Prompt:
Using the listing below, report all lines holding the word "color".

Information shown:
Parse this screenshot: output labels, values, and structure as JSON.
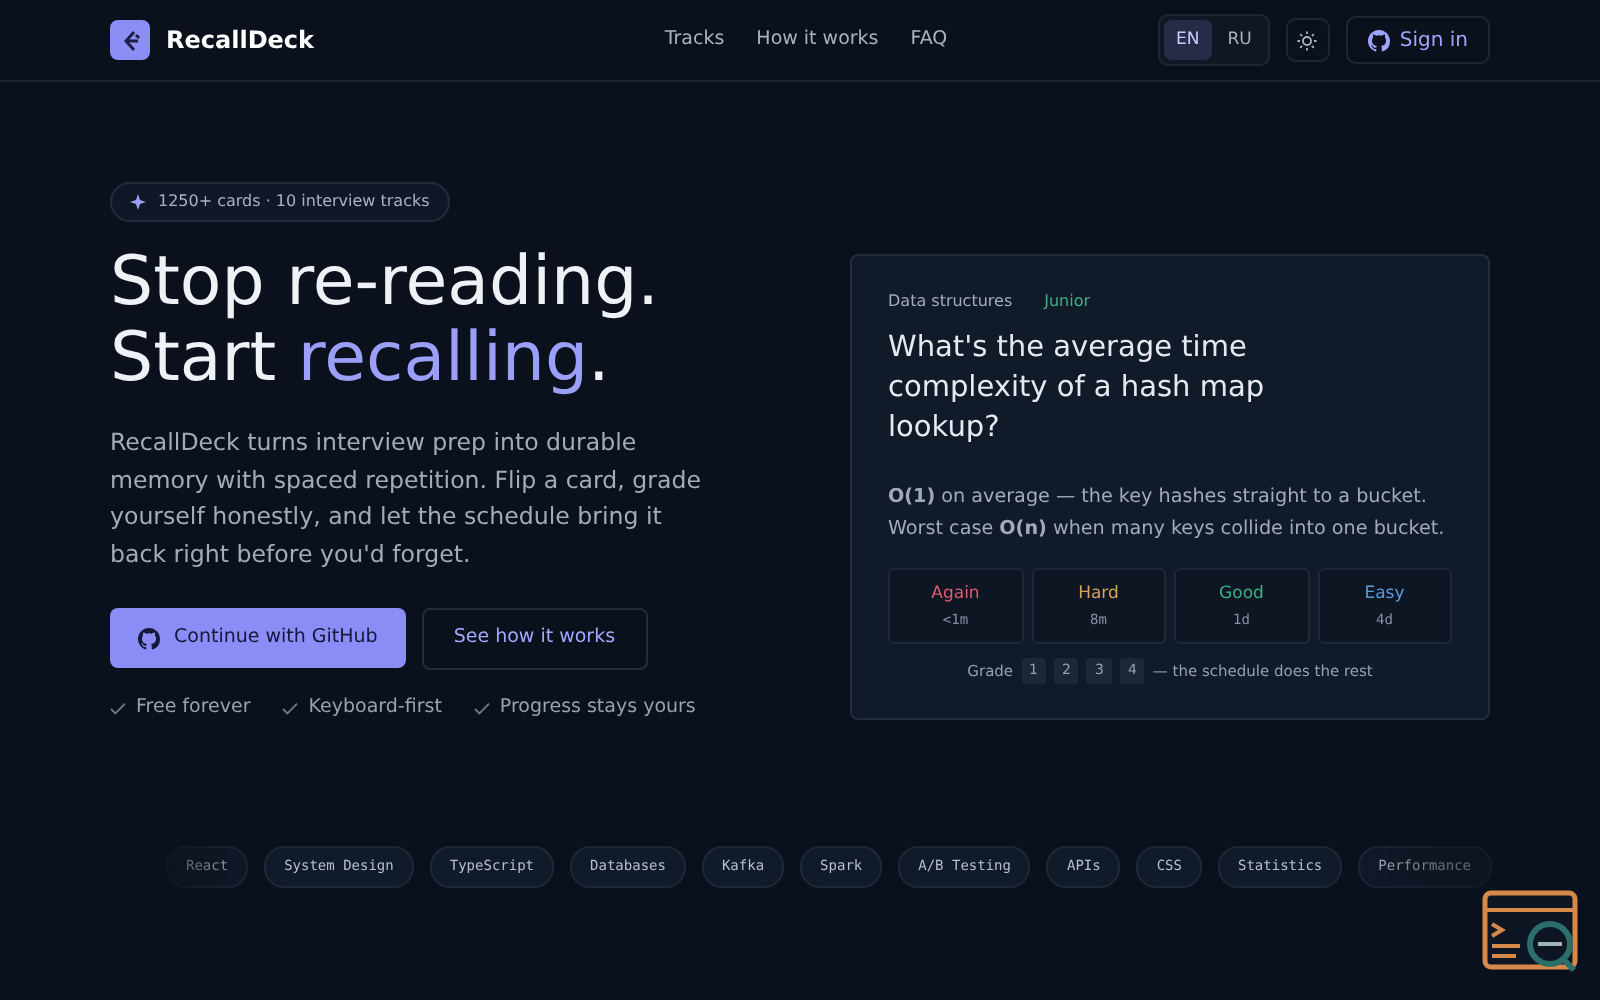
{
  "brand": {
    "name": "RecallDeck"
  },
  "nav": [
    "Tracks",
    "How it works",
    "FAQ"
  ],
  "languages": [
    {
      "label": "EN",
      "selected": true
    },
    {
      "label": "RU",
      "selected": false
    }
  ],
  "sign_in": "Sign in",
  "hero": {
    "badge": "1250+ cards · 10 interview tracks",
    "title_line1": "Stop re-reading.",
    "title_line2_start": "Start ",
    "title_line2_accent": "recalling",
    "title_line2_end": ".",
    "lead": "RecallDeck turns interview prep into durable memory with spaced repetition. Flip a card, grade yourself honestly, and let the schedule bring it back right before you'd forget.",
    "primary_button": "Continue with GitHub",
    "secondary_button": "See how it works",
    "perks": [
      "Free forever",
      "Keyboard-first",
      "Progress stays yours"
    ]
  },
  "card": {
    "category": "Data structures",
    "level": "Junior",
    "question": "What's the average time complexity of a hash map lookup?",
    "answer": "**O(1)** on average — the key hashes straight to a bucket. Worst case **O(n)** when many keys collide into one bucket.",
    "grades": [
      {
        "label": "Again",
        "interval": "<1m",
        "color": "#e05d6f"
      },
      {
        "label": "Hard",
        "interval": "8m",
        "color": "#d9a55b"
      },
      {
        "label": "Good",
        "interval": "1d",
        "color": "#3fae86"
      },
      {
        "label": "Easy",
        "interval": "4d",
        "color": "#5b9be0"
      }
    ],
    "hint_start": "Grade",
    "keys": [
      "1",
      "2",
      "3",
      "4"
    ],
    "hint_end": "— the schedule does the rest"
  },
  "tracks": [
    "React",
    "System Design",
    "TypeScript",
    "Databases",
    "Kafka",
    "Spark",
    "A/B Testing",
    "APIs",
    "CSS",
    "Statistics",
    "Performance"
  ]
}
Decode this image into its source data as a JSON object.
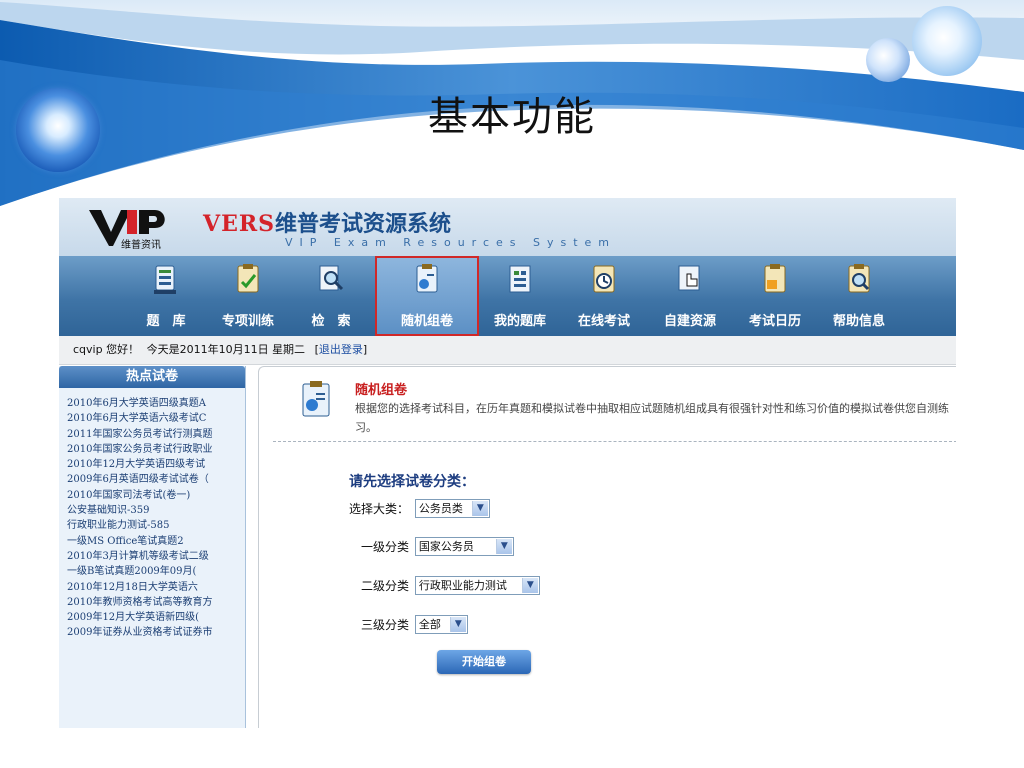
{
  "slide": {
    "title": "基本功能"
  },
  "app": {
    "logo_sub": "维普资讯",
    "title_en": "VERS",
    "title_cn": "维普考试资源系统",
    "subtitle": "VIP Exam Resources System"
  },
  "nav": {
    "items": [
      {
        "label": "题　库",
        "icon": "database-icon"
      },
      {
        "label": "专项训练",
        "icon": "clipboard-check-icon"
      },
      {
        "label": "检　索",
        "icon": "search-document-icon"
      },
      {
        "label": "随机组卷",
        "icon": "random-paper-icon",
        "active": true
      },
      {
        "label": "我的题库",
        "icon": "my-database-icon"
      },
      {
        "label": "在线考试",
        "icon": "clock-icon"
      },
      {
        "label": "自建资源",
        "icon": "hand-pointer-icon"
      },
      {
        "label": "考试日历",
        "icon": "calendar-icon"
      },
      {
        "label": "帮助信息",
        "icon": "help-icon"
      }
    ]
  },
  "status": {
    "user": "cqvip 您好！",
    "date": "今天是2011年10月11日 星期二",
    "logout_open": "[",
    "logout": "退出登录",
    "logout_close": "]"
  },
  "sidebar": {
    "title": "热点试卷",
    "items": [
      "2010年6月大学英语四级真题A",
      "2010年6月大学英语六级考试C",
      "2011年国家公务员考试行测真题",
      "2010年国家公务员考试行政职业",
      "2010年12月大学英语四级考试",
      "2009年6月英语四级考试试卷（",
      "2010年国家司法考试(卷一)",
      "公安基础知识-359",
      "行政职业能力测试-585",
      "一级MS Office笔试真题2",
      "2010年3月计算机等级考试二级",
      "一级B笔试真题2009年09月(",
      "2010年12月18日大学英语六",
      "2010年教师资格考试高等教育方",
      "2009年12月大学英语新四级(",
      "2009年证券从业资格考试证券市"
    ]
  },
  "main": {
    "intro_title": "随机组卷",
    "intro_desc": "根据您的选择考试科目，在历年真题和模拟试卷中抽取相应试题随机组成具有很强针对性和练习价值的模拟试卷供您自测练习。",
    "form_heading": "请先选择试卷分类：",
    "category_label": "选择大类：",
    "category_value": "公务员类",
    "level1_label": "一级分类",
    "level1_value": "国家公务员",
    "level2_label": "二级分类",
    "level2_value": "行政职业能力测试",
    "level3_label": "三级分类",
    "level3_value": "全部",
    "start_button": "开始组卷"
  }
}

Response box:
        "color": "#e05d6f"
        "color": "#d9a55b"
        "color": "#3fae86"
        "color": "#5b9be0"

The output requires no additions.